TRUE CONFESSIONS: We had no IDEA how we were going to make this work. But here is what we had….
- We were in a small town
- Everyone knew who we were
- She had a car
- I knew how to drive
- I knew how to grocery shop and run errands
- I knew how to clean house
- I could cook minor items
- No one ever questioned that I came and went everywhere alone
- It was typical to see kids my age running errands (not driving)
- I was tall for my age
- She encouraged me to say very little to people on my errands
The began cooking lessons the next day. While she did not have an exact method to teach me what to do, we did develop a system. Since she could no longer stand for long periods of time I would bring ingredients to her to see. She would then pull recipes from memory and give me approximate measurements. Praise God I knew the difference between a pinch, a dab, a dollop and a smidge. I say she coached me from the couch. It looked something like this. I would stand in front of her with a clean, raw chicken on a plate. She would think for a moment and then say, “let’s have baked chicken tonight.” The rest of her instructions were pretty much the same as I cooked the meal. Slowly a pattern developed and I began to catch onto what we ingredients we use for certain dishes. Like most gravy recipes started with juice from the cooked meat and flour. It was the hard work but I loved being with my grandmother and there was nothing I would not do for her.
I openly CONFESS:
- All the time I spent with her makes up a large part of who I am
- I am an entertainer and I love to entertain
- I love to cook and present beautiful food to my family and friends
- Just like my grandmother, it is the way that I show my love
- Starched linen tablecloths, beautifully set tables and cloth napkins still excite me
- There are certain smells that take me back to her kitchen in NY
- When I see older women, with soft wrinkled hands cooking up a storm, I smile and silently tell her “I miss you”
- Before I was Mitchell’s Mommy I was Francis Robinson’s grandchild
- She is the reason I cook
- She is my inspiration

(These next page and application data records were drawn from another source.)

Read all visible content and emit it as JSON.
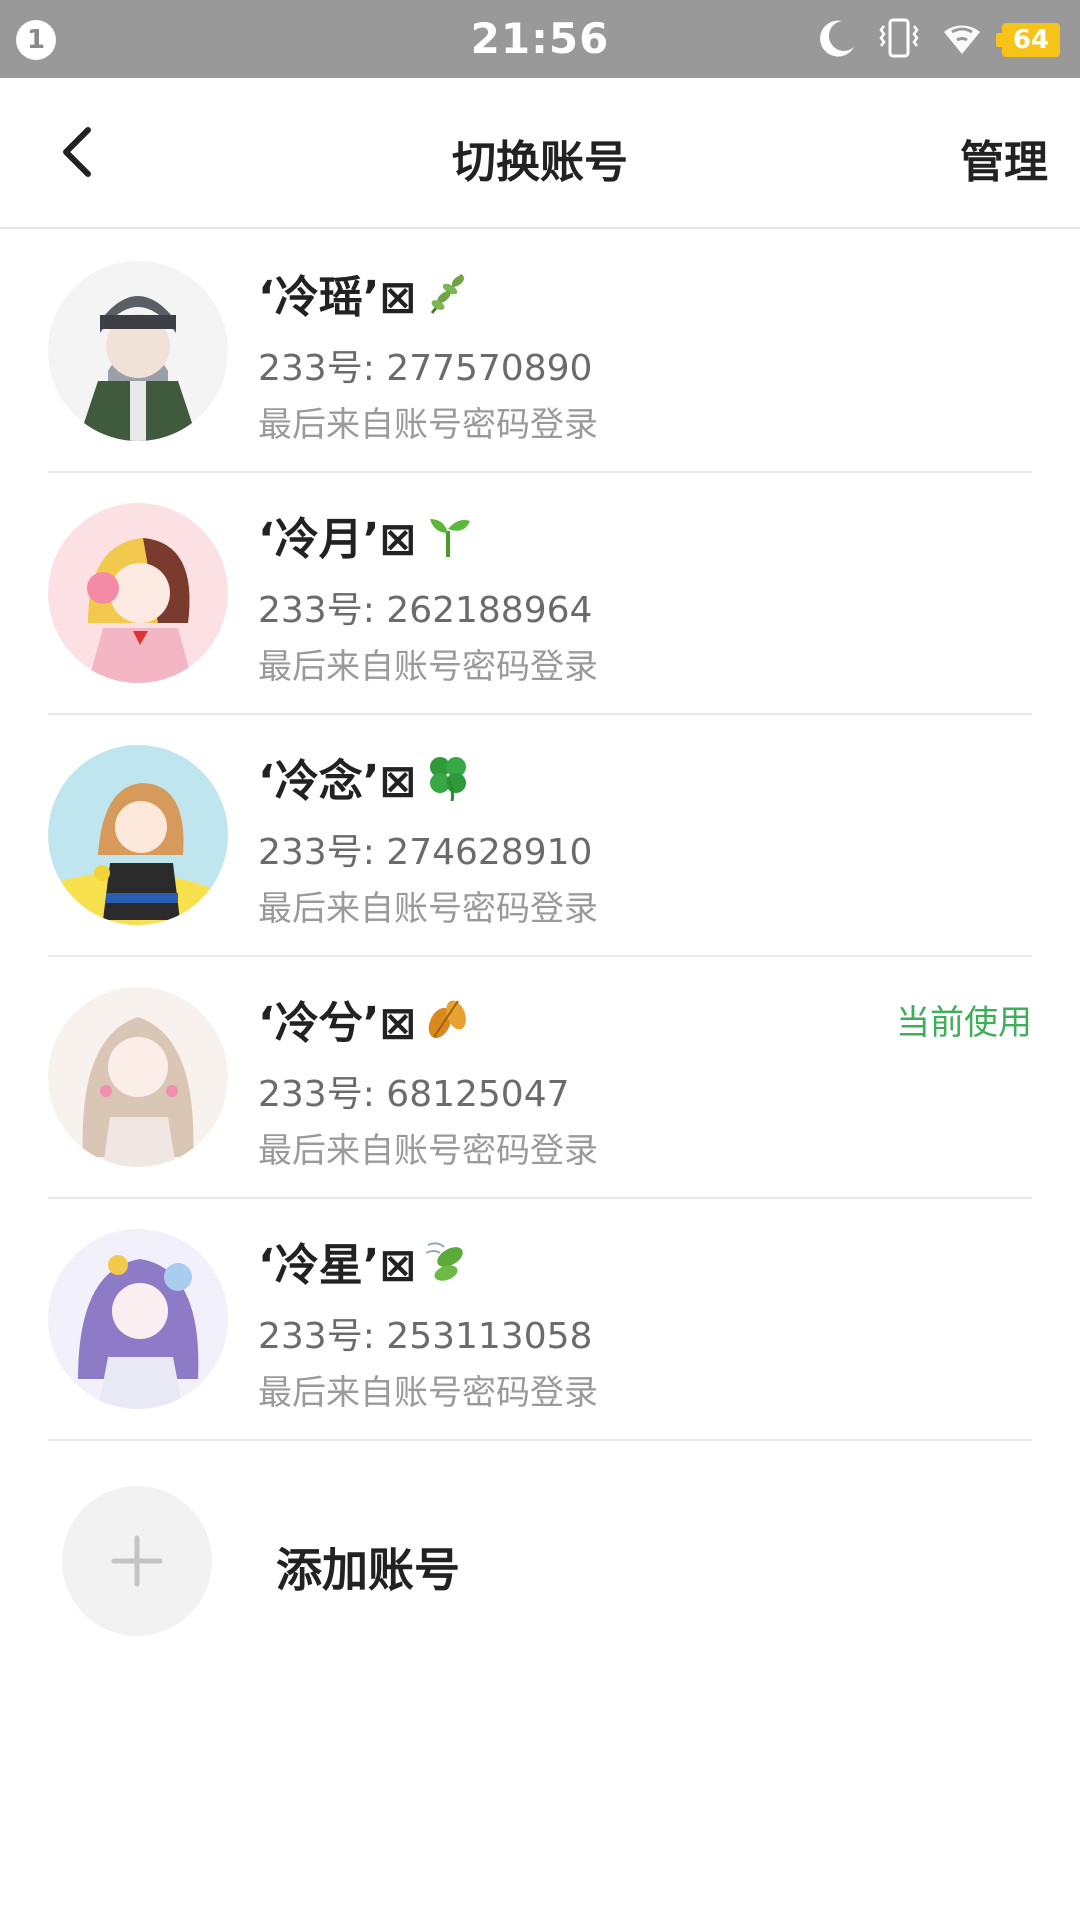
{
  "status_bar": {
    "notification_count": "1",
    "time": "21:56",
    "battery": "64",
    "icons": [
      "moon-icon",
      "vibrate-icon",
      "wifi-icon",
      "battery-icon"
    ]
  },
  "nav": {
    "back_icon": "chevron-left-icon",
    "title": "切换账号",
    "manage_label": "管理"
  },
  "accounts": [
    {
      "name": "‘冷瑶’⊠",
      "emoji_icon": "herb-icon",
      "uid": "233号: 277570890",
      "login_note": "最后来自账号密码登录",
      "current": ""
    },
    {
      "name": "‘冷月’⊠",
      "emoji_icon": "seedling-icon",
      "uid": "233号: 262188964",
      "login_note": "最后来自账号密码登录",
      "current": ""
    },
    {
      "name": "‘冷念’⊠",
      "emoji_icon": "four-leaf-clover-icon",
      "uid": "233号: 274628910",
      "login_note": "最后来自账号密码登录",
      "current": ""
    },
    {
      "name": "‘冷兮’⊠",
      "emoji_icon": "fallen-leaf-icon",
      "uid": "233号: 68125047",
      "login_note": "最后来自账号密码登录",
      "current": "当前使用"
    },
    {
      "name": "‘冷星’⊠",
      "emoji_icon": "leaf-wind-icon",
      "uid": "233号: 253113058",
      "login_note": "最后来自账号密码登录",
      "current": ""
    }
  ],
  "add_account": {
    "label": "添加账号",
    "icon": "plus-icon"
  },
  "colors": {
    "status_bar_bg": "#999999",
    "current_green": "#3fae5a",
    "battery_yellow": "#f6c318"
  }
}
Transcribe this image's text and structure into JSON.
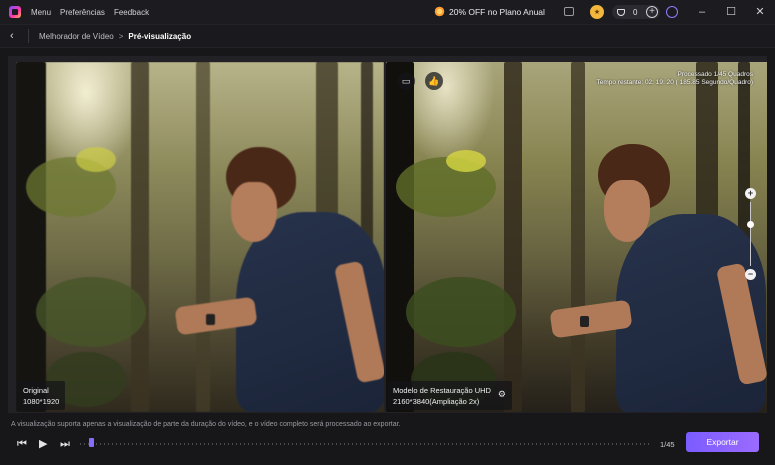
{
  "titlebar": {
    "menu": [
      "Menu",
      "Preferências",
      "Feedback"
    ],
    "promo": "20% OFF no Plano Anual",
    "credits": "0"
  },
  "breadcrumb": {
    "parent": "Melhorador de Vídeo",
    "separator": ">",
    "current": "Pré-visualização"
  },
  "preview": {
    "original": {
      "title": "Original",
      "resolution": "1080*1920"
    },
    "enhanced": {
      "title": "Modelo de Restauração UHD",
      "resolution": "2160*3840(Ampliação 2x)"
    },
    "processing": {
      "frames": "Processado 1/45 Quadros",
      "time": "Tempo restante: 02: 19: 20 ( 185.85 Segundo/Quadro)"
    }
  },
  "footer": {
    "notice": "A visualização suporta apenas a visualização de parte da duração do vídeo, e o vídeo completo será processado ao exportar.",
    "frame_count": "1/45",
    "export_label": "Exportar",
    "progress": 0.02
  },
  "icons": {
    "accent": "#8b6bff"
  }
}
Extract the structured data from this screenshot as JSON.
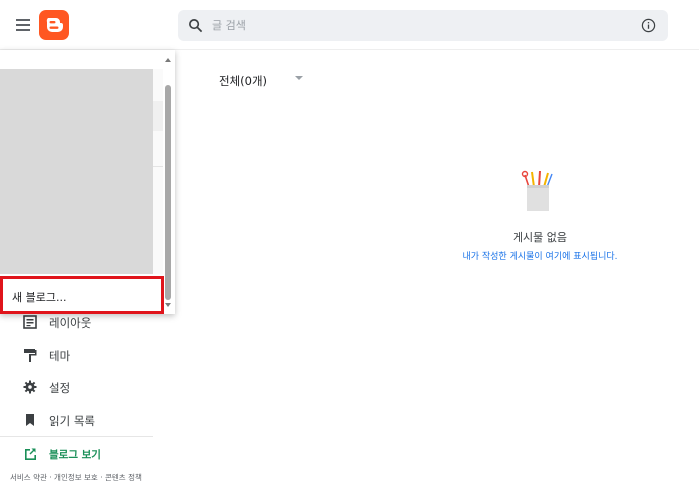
{
  "header": {
    "menu_icon": "hamburger-menu-icon",
    "logo_icon": "blogger-logo-icon",
    "search": {
      "placeholder": "글 검색",
      "value": ""
    },
    "info_icon": "info-icon"
  },
  "sidebar": {
    "items": [
      {
        "label": "레이아웃",
        "icon": "layout-icon"
      },
      {
        "label": "테마",
        "icon": "paint-roller-icon"
      },
      {
        "label": "설정",
        "icon": "gear-icon"
      },
      {
        "label": "읽기 목록",
        "icon": "bookmark-icon"
      }
    ],
    "view_blog": {
      "label": "블로그 보기",
      "icon": "open-in-new-icon"
    },
    "footer": {
      "terms": "서비스 약관",
      "privacy": "개인정보 보호",
      "content_policy": "콘텐츠 정책",
      "separator": " · "
    }
  },
  "blog_dropdown": {
    "new_blog_label": "새 블로그...",
    "highlight_color": "#e0141b"
  },
  "main": {
    "filter": {
      "label": "전체(0개)"
    },
    "empty_state": {
      "title": "게시물 없음",
      "subtitle": "내가 작성한 게시물이 여기에 표시됩니다.",
      "illustration": "pencil-cup-icon"
    }
  },
  "colors": {
    "brand": "#ff5722",
    "link": "#1a73e8",
    "view_blog": "#1a8f58"
  }
}
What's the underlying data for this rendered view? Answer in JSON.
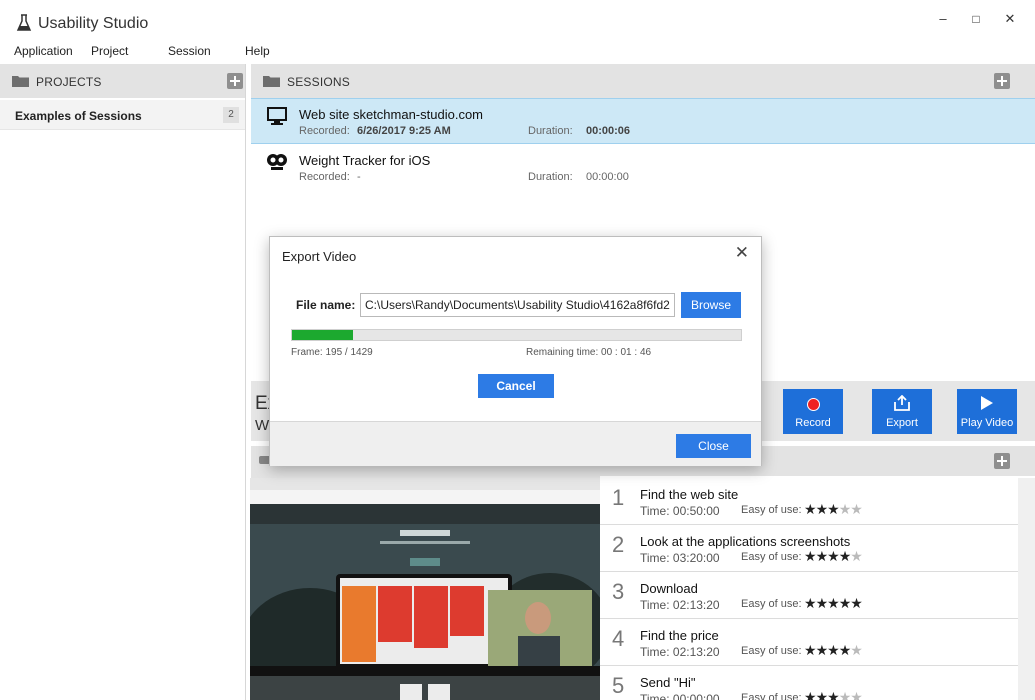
{
  "app": {
    "title": "Usability Studio",
    "window_controls": {
      "minimize": "–",
      "maximize": "□",
      "close": "✕"
    }
  },
  "menu": [
    "Application",
    "Project",
    "Session",
    "Help"
  ],
  "projects": {
    "header": "PROJECTS",
    "items": [
      {
        "name": "Examples of Sessions",
        "count": "2"
      }
    ]
  },
  "sessions": {
    "header": "SESSIONS",
    "items": [
      {
        "title": "Web site sketchman-studio.com",
        "recorded_label": "Recorded:",
        "recorded": "6/26/2017 9:25 AM",
        "duration_label": "Duration:",
        "duration": "00:00:06",
        "icon": "monitor-icon"
      },
      {
        "title": "Weight Tracker for iOS",
        "recorded_label": "Recorded:",
        "recorded": "-",
        "duration_label": "Duration:",
        "duration": "00:00:00",
        "icon": "webcam-icon"
      }
    ]
  },
  "detail": {
    "title_partial": "Ex",
    "subtitle_partial": "W",
    "actions": {
      "record": "Record",
      "export": "Export",
      "play": "Play Video"
    }
  },
  "tasks": [
    {
      "num": "1",
      "name": "Find the web site",
      "time": "Time: 00:50:00",
      "ease_label": "Easy of use:",
      "stars": 3
    },
    {
      "num": "2",
      "name": "Look at the applications screenshots",
      "time": "Time: 03:20:00",
      "ease_label": "Easy of use:",
      "stars": 4
    },
    {
      "num": "3",
      "name": "Download",
      "time": "Time: 02:13:20",
      "ease_label": "Easy of use:",
      "stars": 5
    },
    {
      "num": "4",
      "name": "Find the price",
      "time": "Time: 02:13:20",
      "ease_label": "Easy of use:",
      "stars": 4
    },
    {
      "num": "5",
      "name": "Send \"Hi\"",
      "time": "Time: 00:00:00",
      "ease_label": "Easy of use:",
      "stars": 3
    }
  ],
  "dialog": {
    "title": "Export Video",
    "close": "✕",
    "file_label": "File name:",
    "file_value": "C:\\Users\\Randy\\Documents\\Usability Studio\\4162a8f6fd2a",
    "browse": "Browse",
    "progress": 0.136,
    "frame_text": "Frame: 195 / 1429",
    "remaining_text": "Remaining time: 00 : 01 : 46",
    "cancel": "Cancel",
    "close_button": "Close"
  },
  "colors": {
    "accent": "#2d7be5",
    "selection": "#cde8f6",
    "progress": "#1ca92f"
  }
}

As a matter of fact I would give anything for one more lesson from her. I understand she left me with an incredible gift. She showed me that hosting, cooking and serving took style and finesse. While I miss her terribly, she lives on in all her grandchildren.